But it's hard, I'm torn between elation and nagging doubt ...Reading your last letter again, may I point out, Mr Delf, that if I should ever find myself in a forest in Finland sharing a sleeping bag with you, playing the guitar is not an occupation that springs to mind...
Lots of love, Sara x
It was good to get your letter this a.m. - it and the one I got yesterday make a very good combination - all sides of you, happy, high-spirited, 'chastened' and thoughtful. Don't you realize yet that I love you which means all my (mildly) critical comments exist in a context which is warm and supportive and loving. Where would you sleep here? Either with me or out with the owls. Take your choice.
Much love, George

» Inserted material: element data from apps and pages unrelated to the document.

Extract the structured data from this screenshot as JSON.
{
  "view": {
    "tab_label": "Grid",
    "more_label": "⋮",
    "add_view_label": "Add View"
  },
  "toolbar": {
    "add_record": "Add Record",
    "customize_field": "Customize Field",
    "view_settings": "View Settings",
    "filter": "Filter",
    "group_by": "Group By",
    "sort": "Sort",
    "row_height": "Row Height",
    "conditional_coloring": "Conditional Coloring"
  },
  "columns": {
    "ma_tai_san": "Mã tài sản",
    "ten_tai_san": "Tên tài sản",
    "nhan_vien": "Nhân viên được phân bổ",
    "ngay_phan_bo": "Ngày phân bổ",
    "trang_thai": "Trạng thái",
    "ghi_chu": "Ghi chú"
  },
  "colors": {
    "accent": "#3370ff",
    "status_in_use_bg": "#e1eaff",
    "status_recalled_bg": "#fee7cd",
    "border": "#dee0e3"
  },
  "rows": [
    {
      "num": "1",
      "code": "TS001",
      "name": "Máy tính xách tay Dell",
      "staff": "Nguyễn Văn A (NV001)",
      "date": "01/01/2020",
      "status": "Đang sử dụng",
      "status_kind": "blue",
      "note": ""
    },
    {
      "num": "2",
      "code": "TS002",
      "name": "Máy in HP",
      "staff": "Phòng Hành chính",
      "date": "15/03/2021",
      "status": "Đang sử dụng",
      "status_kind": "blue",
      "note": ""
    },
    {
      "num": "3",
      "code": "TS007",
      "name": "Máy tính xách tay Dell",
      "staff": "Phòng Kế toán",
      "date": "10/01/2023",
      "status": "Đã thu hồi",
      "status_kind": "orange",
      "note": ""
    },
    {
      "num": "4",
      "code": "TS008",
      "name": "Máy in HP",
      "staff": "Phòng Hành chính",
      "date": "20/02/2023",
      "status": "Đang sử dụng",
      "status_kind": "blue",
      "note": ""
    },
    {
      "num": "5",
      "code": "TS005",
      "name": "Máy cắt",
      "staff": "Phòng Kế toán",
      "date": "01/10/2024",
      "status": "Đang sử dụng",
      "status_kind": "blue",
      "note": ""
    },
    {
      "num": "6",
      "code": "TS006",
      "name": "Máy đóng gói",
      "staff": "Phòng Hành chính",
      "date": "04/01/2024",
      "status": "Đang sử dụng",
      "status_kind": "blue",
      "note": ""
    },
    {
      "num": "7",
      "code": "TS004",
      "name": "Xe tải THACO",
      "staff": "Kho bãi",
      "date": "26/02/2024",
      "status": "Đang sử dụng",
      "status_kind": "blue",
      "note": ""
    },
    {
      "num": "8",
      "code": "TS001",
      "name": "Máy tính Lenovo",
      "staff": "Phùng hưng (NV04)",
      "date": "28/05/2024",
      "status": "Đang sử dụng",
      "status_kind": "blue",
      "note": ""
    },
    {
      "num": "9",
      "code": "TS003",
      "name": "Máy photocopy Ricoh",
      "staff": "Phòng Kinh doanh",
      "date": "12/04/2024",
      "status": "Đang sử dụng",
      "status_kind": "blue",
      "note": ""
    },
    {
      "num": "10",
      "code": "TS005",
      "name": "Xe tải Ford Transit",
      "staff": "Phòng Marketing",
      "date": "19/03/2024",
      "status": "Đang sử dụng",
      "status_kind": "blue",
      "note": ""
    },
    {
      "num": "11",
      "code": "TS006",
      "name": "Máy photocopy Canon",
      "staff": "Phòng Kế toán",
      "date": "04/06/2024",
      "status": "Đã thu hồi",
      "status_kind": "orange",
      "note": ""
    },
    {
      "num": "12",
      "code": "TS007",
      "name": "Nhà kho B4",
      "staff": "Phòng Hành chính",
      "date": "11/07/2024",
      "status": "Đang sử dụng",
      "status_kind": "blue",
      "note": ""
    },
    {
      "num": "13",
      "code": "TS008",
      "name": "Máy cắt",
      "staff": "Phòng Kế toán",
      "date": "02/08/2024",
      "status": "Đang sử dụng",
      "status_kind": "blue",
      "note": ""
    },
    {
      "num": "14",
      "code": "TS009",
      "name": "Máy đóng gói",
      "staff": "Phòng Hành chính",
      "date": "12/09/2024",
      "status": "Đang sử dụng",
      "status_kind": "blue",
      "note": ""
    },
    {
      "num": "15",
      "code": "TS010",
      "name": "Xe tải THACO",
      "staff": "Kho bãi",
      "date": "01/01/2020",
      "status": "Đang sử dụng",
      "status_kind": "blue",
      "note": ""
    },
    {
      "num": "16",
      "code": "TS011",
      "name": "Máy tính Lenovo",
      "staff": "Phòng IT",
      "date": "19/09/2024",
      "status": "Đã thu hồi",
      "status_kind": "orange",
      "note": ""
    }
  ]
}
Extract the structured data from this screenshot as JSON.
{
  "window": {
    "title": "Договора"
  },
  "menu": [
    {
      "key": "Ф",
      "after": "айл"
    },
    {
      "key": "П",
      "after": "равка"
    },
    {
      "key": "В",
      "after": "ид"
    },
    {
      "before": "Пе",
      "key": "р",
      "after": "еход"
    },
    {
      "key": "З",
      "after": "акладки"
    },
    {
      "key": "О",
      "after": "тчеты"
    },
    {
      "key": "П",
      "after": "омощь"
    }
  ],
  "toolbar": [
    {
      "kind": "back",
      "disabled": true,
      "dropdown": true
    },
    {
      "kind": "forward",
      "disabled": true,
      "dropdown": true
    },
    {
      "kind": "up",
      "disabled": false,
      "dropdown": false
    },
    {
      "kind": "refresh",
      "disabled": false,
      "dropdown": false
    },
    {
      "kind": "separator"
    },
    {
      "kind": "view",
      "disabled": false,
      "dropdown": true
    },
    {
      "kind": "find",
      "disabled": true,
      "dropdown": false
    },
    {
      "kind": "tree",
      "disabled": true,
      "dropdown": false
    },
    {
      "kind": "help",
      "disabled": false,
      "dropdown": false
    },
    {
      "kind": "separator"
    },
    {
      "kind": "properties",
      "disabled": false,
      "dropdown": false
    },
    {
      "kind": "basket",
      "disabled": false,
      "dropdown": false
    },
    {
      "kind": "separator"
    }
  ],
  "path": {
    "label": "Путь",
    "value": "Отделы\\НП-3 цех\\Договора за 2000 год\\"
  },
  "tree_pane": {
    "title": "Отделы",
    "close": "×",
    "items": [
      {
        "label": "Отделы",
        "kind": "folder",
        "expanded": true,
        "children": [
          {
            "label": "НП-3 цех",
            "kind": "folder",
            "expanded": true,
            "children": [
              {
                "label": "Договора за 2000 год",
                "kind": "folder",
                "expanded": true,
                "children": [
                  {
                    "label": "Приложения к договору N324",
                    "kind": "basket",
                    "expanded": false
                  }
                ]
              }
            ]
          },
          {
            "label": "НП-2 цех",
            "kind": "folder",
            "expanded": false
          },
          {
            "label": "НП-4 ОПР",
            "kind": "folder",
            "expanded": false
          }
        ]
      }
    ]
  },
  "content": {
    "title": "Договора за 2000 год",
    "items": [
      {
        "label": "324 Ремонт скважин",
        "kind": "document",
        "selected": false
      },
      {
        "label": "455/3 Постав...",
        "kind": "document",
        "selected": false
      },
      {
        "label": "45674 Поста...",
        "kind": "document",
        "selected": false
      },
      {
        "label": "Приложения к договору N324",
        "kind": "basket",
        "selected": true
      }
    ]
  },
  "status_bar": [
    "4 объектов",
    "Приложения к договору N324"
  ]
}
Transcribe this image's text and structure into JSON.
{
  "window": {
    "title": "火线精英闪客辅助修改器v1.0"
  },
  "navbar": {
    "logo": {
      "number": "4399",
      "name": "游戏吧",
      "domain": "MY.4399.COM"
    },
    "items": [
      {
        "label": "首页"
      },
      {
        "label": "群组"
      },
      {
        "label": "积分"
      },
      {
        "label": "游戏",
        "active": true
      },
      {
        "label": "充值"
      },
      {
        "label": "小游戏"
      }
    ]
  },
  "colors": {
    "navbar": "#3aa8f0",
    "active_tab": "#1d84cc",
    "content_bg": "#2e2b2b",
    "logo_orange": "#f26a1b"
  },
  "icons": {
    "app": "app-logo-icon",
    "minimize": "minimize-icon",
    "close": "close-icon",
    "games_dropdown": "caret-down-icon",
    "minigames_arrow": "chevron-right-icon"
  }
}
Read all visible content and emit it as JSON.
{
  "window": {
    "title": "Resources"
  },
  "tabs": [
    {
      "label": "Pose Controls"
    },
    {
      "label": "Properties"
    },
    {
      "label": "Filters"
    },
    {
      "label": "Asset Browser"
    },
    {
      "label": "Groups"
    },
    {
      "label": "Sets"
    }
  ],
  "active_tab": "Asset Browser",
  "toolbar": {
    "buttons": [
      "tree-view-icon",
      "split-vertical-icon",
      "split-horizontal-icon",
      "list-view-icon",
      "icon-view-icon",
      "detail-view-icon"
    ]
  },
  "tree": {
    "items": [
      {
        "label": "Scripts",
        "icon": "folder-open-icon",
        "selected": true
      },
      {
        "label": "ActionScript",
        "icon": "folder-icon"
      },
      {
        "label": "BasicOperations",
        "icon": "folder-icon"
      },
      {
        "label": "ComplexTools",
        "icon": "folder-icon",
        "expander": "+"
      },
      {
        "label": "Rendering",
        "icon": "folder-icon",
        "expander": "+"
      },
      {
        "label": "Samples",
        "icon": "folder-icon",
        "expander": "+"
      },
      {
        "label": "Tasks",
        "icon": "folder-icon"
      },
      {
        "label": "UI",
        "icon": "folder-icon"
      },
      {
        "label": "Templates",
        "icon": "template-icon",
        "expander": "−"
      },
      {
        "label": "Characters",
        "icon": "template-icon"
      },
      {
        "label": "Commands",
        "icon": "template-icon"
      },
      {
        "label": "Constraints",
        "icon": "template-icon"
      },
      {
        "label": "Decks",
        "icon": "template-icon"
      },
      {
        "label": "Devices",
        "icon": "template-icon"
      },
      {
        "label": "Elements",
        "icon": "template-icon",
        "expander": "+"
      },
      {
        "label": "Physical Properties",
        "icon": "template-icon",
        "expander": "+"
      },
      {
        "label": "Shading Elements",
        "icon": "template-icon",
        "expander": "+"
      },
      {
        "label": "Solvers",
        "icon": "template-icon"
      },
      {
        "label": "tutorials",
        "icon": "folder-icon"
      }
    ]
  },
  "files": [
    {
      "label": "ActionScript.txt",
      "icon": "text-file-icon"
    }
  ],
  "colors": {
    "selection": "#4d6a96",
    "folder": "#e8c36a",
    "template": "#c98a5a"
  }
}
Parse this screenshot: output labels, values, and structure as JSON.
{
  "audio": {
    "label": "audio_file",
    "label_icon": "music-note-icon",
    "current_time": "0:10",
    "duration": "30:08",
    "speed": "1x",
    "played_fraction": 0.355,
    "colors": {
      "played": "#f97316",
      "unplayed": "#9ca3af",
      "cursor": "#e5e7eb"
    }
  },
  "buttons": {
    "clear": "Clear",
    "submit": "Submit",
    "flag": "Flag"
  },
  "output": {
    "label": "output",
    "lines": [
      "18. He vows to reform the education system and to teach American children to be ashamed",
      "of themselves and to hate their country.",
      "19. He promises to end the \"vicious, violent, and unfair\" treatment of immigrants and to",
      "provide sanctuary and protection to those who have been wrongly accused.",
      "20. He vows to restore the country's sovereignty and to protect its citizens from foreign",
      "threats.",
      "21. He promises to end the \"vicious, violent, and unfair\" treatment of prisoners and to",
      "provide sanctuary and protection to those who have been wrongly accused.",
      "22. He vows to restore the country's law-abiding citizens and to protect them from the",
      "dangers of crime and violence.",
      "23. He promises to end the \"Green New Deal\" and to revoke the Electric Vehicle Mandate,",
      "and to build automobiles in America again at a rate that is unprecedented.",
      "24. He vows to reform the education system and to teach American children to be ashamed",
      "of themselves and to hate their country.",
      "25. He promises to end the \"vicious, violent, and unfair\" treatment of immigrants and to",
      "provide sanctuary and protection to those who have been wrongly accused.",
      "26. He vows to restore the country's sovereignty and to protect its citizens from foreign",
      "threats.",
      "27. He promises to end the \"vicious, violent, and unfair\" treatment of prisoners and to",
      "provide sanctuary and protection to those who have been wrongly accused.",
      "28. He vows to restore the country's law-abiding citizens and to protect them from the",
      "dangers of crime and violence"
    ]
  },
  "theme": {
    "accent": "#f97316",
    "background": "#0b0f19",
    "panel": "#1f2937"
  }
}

Have you ever had a flash of understanding that was so deep it took your breath away?
Lying here thinking about prisons, Daddy, Mummy, me. Your comment about loving me and any criticisms being in the context of love, etc. I don't know that sort of criticism. Then it hit me - of course I don't. As a child, all criticism was demoralising, degrading. Mostly from Mummy. Then I started thinking that my real prison is the past, the way I think of myself - why Daddy doesn't love me (us); why does he always call me a liar, etc. Well, it hit me. Whenever Mummy had been hitting us, she always explained our crimes, punishment (whip, locked in room/cupboard, no supper, etc) were because we had been naughty, lying, cheating, etc. I guess Daddy believed her or wanted to. Poor Daddy, poor us. I feel like crying.
When I cut my throat, Billi found out several months later, and when she asked Daddy about it, his comment was, pity she didn't succeed! I'm not such a bad person that I deserve my own father to say that about me. God, that hurts even now. I don't want to store a catalogue of grievances - but I know now why I married Malcolm - Daddy approved, I finally belonged. I was accepted. Daddy even visited my house in Atherstone and thought Malcolm a "super chap" (he'd just come out of the clinic). I lived five years in Coventry as a single parent - Daddy never even phoned me.
The only time Daddy was nice to me was when he was drunk - or had been drinking heavily. Maybe just maybe that's why I tolerated Malcolm's drinking for so long!...
Love you, Sara x
I looked for him, but too late, he had gone. I wanted to say, 'If you want to see a life sentence being carried out, why not go to our home and see the children, broken by untimely separation from their mother? Why not come at visiting times and see screaming young children being dragged out after their one and a half hours every fourteen days with mum - whilst inmates weep and officers block their ears? Why not come after 8p.m. and tiptoe round the landings to hear women cry tears of guilt and agony alone behind locked doors?' Because he doesn't want the truth, he wants the platitudes he delivers, and receives from us! I was so cross with myself at missing this golden opportunity that I sat and wrote a furious letter to him.
I wish I could have shouted what I've written above from the second or third landing. The effect would have been electric - and would in all probability have started other women off. Instead, like justice itself - it was all a charade! No doubt he now feels, after one hour in H-wing, well qualified to dish out life sentences left, right and centre.
I've decided that on domestic visits, if you talk too much I'll just kick you, effectively shutting us both up and affording us a little bit of silence... When I get out, you can kiss all my other moles! It's 12.25 am.
All my love, Sara xx
'Love on the Wing, Letters of hope from prison' by Sara Thornton and George Delf, will be published by Penguin on 17 June, price pounds 6.99Reuse content